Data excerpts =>

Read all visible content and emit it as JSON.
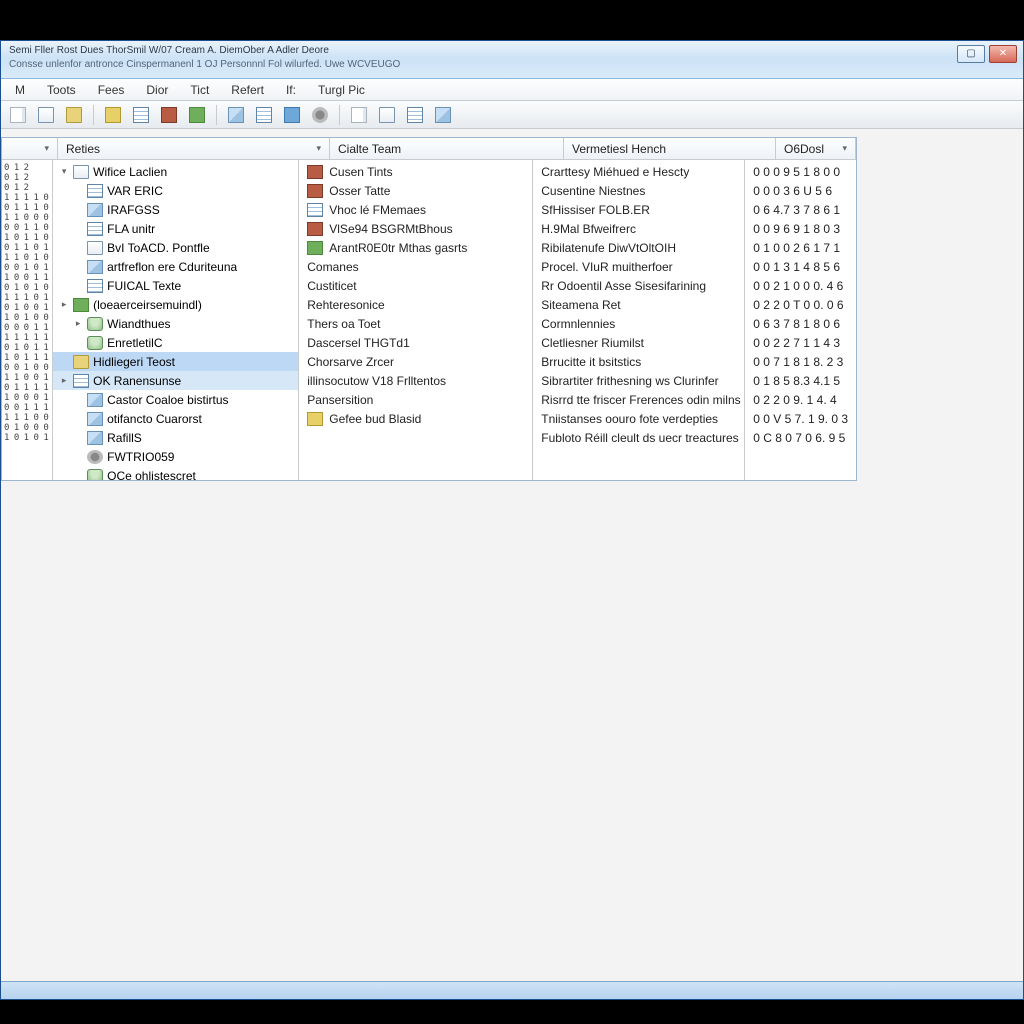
{
  "titlebar": {
    "line1": "Semi Fller Rost Dues ThorSmil W/07 Cream A.  DiemOber A Adler Deore",
    "line2": "Consse unlenfor antronce  Cinspermanenl  1 OJ Personnnl Fol wilurfed. Uwe WCVEUGO"
  },
  "menu": {
    "items": [
      "M",
      "Toots",
      "Fees",
      "Dior",
      "Tict",
      "Refert",
      "If:",
      "Turgl Pic"
    ]
  },
  "headers": {
    "narrow": "",
    "tree": "Reties",
    "c1": "Cialte Team",
    "c2": "Vermetiesl Hench",
    "c3": "O6Dosl"
  },
  "narrow_text": "0 1 2\n0 1 2\n0 1 2\n1 1 1 1 0\n0 1 1 1 0\n1 1 0 0 0\n0 0 1 1 0\n1 0 1 1 0\n0 1 1 0 1\n1 1 0 1 0\n0 0 1 0 1\n1 0 0 1 1\n0 1 0 1 0\n1 1 1 0 1\n0 1 0 0 1\n1 0 1 0 0\n0 0 0 1 1\n1 1 1 1 1\n0 1 0 1 1\n1 0 1 1 1\n0 0 1 0 0\n1 1 0 0 1\n0 1 1 1 1\n1 0 0 0 1\n0 0 1 1 1\n1 1 1 0 0\n0 1 0 0 0\n1 0 1 0 1",
  "tree": {
    "items": [
      {
        "label": "Wifice Laclien",
        "icon": "ico-doc",
        "indent": 0,
        "arrow": "▾"
      },
      {
        "label": "VAR ERIC",
        "icon": "ico-tbl",
        "indent": 1
      },
      {
        "label": "IRAFGSS",
        "icon": "ico-cube",
        "indent": 1
      },
      {
        "label": "FLA unitr",
        "icon": "ico-tbl",
        "indent": 1
      },
      {
        "label": "BvI  ToACD. Pontfle",
        "icon": "ico-doc",
        "indent": 1
      },
      {
        "label": "artfreflon ere Cduriteuna",
        "icon": "ico-cube",
        "indent": 1
      },
      {
        "label": "FUICAL Texte",
        "icon": "ico-tbl",
        "indent": 1
      },
      {
        "label": "(loeaerceirsemuindl)",
        "icon": "ico-green",
        "indent": 0,
        "arrow": "▸"
      },
      {
        "label": "Wiandthues",
        "icon": "ico-db",
        "indent": 1,
        "arrow": "▸"
      },
      {
        "label": "EnretletilC",
        "icon": "ico-db",
        "indent": 1
      },
      {
        "label": "Hidliegeri Teost",
        "icon": "ico-folder",
        "indent": 0,
        "sel": true
      },
      {
        "label": "OK Ranensunse",
        "icon": "ico-tbl",
        "indent": 0,
        "sel2": true,
        "arrow": "▸"
      },
      {
        "label": "Castor Coaloe bistirtus",
        "icon": "ico-cube",
        "indent": 1
      },
      {
        "label": "otifancto Cuarorst",
        "icon": "ico-cube",
        "indent": 1
      },
      {
        "label": "RafillS",
        "icon": "ico-cube",
        "indent": 1
      },
      {
        "label": "FWTRIO059",
        "icon": "ico-gear",
        "indent": 1
      },
      {
        "label": "OCe ohlistescret",
        "icon": "ico-db",
        "indent": 1
      }
    ]
  },
  "list_c1": [
    {
      "label": "Cusen Tints",
      "icon": "ico-brick"
    },
    {
      "label": "Osser Tatte",
      "icon": "ico-brick"
    },
    {
      "label": "Vhoc lé FMemaes",
      "icon": "ico-tbl"
    },
    {
      "label": "VlSe94 BSGRMtBhous",
      "icon": "ico-brick"
    },
    {
      "label": "ArantR0E0tr Mthas gasrts",
      "icon": "ico-green"
    },
    {
      "label": "Comanes",
      "icon": ""
    },
    {
      "label": "Custiticet",
      "icon": ""
    },
    {
      "label": "Rehteresonice",
      "icon": ""
    },
    {
      "label": "Thers oa Toet",
      "icon": ""
    },
    {
      "label": "Dascersel THGTd1",
      "icon": ""
    },
    {
      "label": "Chorsarve Zrcer",
      "icon": ""
    },
    {
      "label": "illinsocutow V18 Frlltentos",
      "icon": ""
    },
    {
      "label": "Pansersition",
      "icon": ""
    },
    {
      "label": "Gefee bud Blasid",
      "icon": "ico-yellow"
    }
  ],
  "list_c2": [
    "Crarttesy Miéhued e Hescty",
    "Cusentine Niestnes",
    "SfHissiser FOLB.ER",
    "H.9Mal Bfweifrerc",
    "Ribilatenufe  DiwVtOltOIH",
    "Procel. VIuR muitherfoer",
    "Rr Odoentil Asse Sisesifarining",
    "Siteamena Ret",
    "Cormnlennies",
    "Cletliesner Riumilst",
    "Brrucitte it bsitstics",
    "Sibrartiter frithesning  ws Clurinfer",
    "Risrrd tte friscer Frerences odin milns",
    "Tniistanses oouro  fote verdepties",
    "Fubloto Réill cleult ds uecr treactures"
  ],
  "list_c3": [
    "0 0 0 9 5 1 8 0 0",
    "0 0 0 3 6 U 5 6",
    "0 6 4.7 3 7 8 6 1",
    "0 0 9 6 9 1 8 0 3",
    "0 1 0 0 2 6 1 7 1",
    "0 0 1 3 1 4 8 5 6",
    "0 0 2 1 0 0 0. 4 6",
    "0 2 2 0 T 0 0. 0 6",
    "0 6 3 7 8 1 8 0 6",
    "0 0 2 2 7 1 1 4 3",
    "0 0 7 1 8 1 8. 2 3",
    "0 1 8 5 8.3 4.1 5",
    "0 2 2 0 9. 1 4. 4",
    "0 0 V 5 7. 1 9. 0 3",
    "0 C 8 0 7 0 6. 9 5"
  ]
}
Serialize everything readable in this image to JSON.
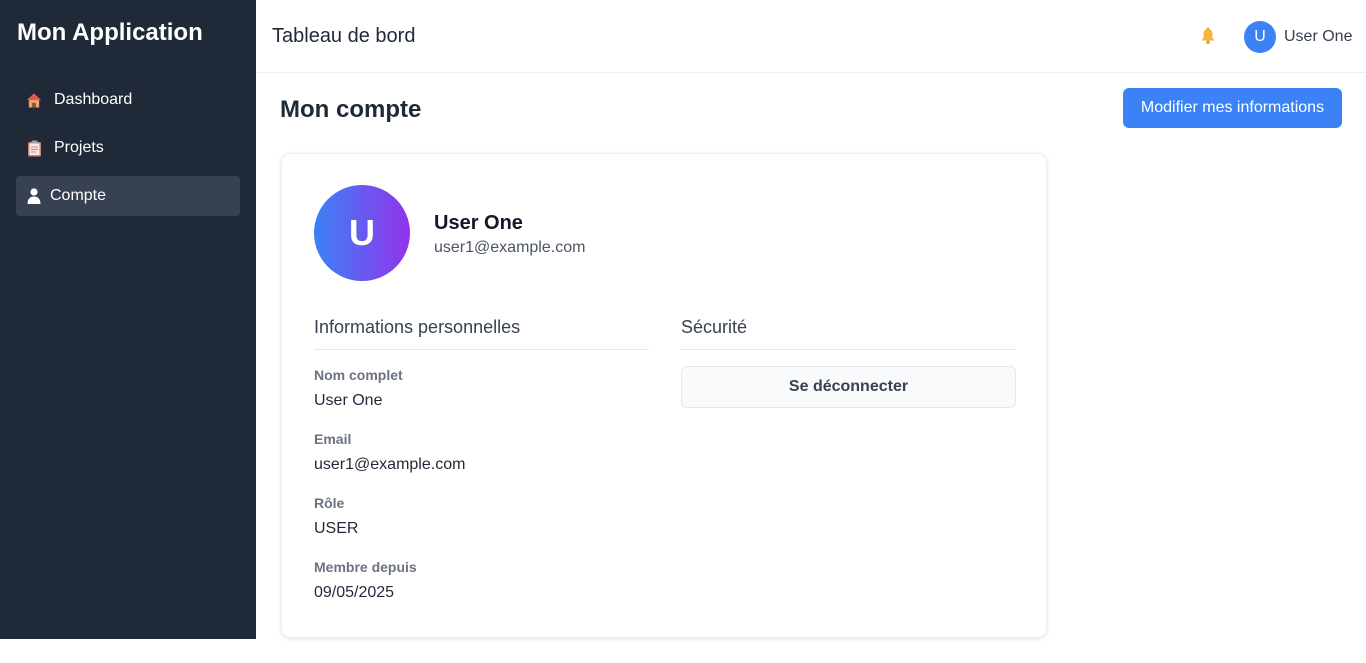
{
  "app": {
    "title": "Mon Application"
  },
  "sidebar": {
    "items": [
      {
        "label": "Dashboard",
        "icon": "house-icon",
        "active": false
      },
      {
        "label": "Projets",
        "icon": "clipboard-icon",
        "active": false
      },
      {
        "label": "Compte",
        "icon": "user-icon",
        "active": true
      }
    ]
  },
  "header": {
    "title": "Tableau de bord",
    "avatar_initial": "U",
    "username": "User One",
    "notification_icon": "bell-icon"
  },
  "page": {
    "title": "Mon compte",
    "edit_button_label": "Modifier mes informations"
  },
  "profile": {
    "avatar_initial": "U",
    "name": "User One",
    "email": "user1@example.com"
  },
  "personal_info": {
    "heading": "Informations personnelles",
    "fields": [
      {
        "label": "Nom complet",
        "value": "User One"
      },
      {
        "label": "Email",
        "value": "user1@example.com"
      },
      {
        "label": "Rôle",
        "value": "USER"
      },
      {
        "label": "Membre depuis",
        "value": "09/05/2025"
      }
    ]
  },
  "security": {
    "heading": "Sécurité",
    "logout_label": "Se déconnecter"
  },
  "colors": {
    "sidebar_bg": "#1f2937",
    "sidebar_active": "#374151",
    "accent": "#3b82f6",
    "avatar_gradient_end": "#9333ea"
  }
}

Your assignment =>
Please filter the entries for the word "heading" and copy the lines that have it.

Reply to the task =>
    "heading": "Informations personnelles",
    "heading": "Sécurité",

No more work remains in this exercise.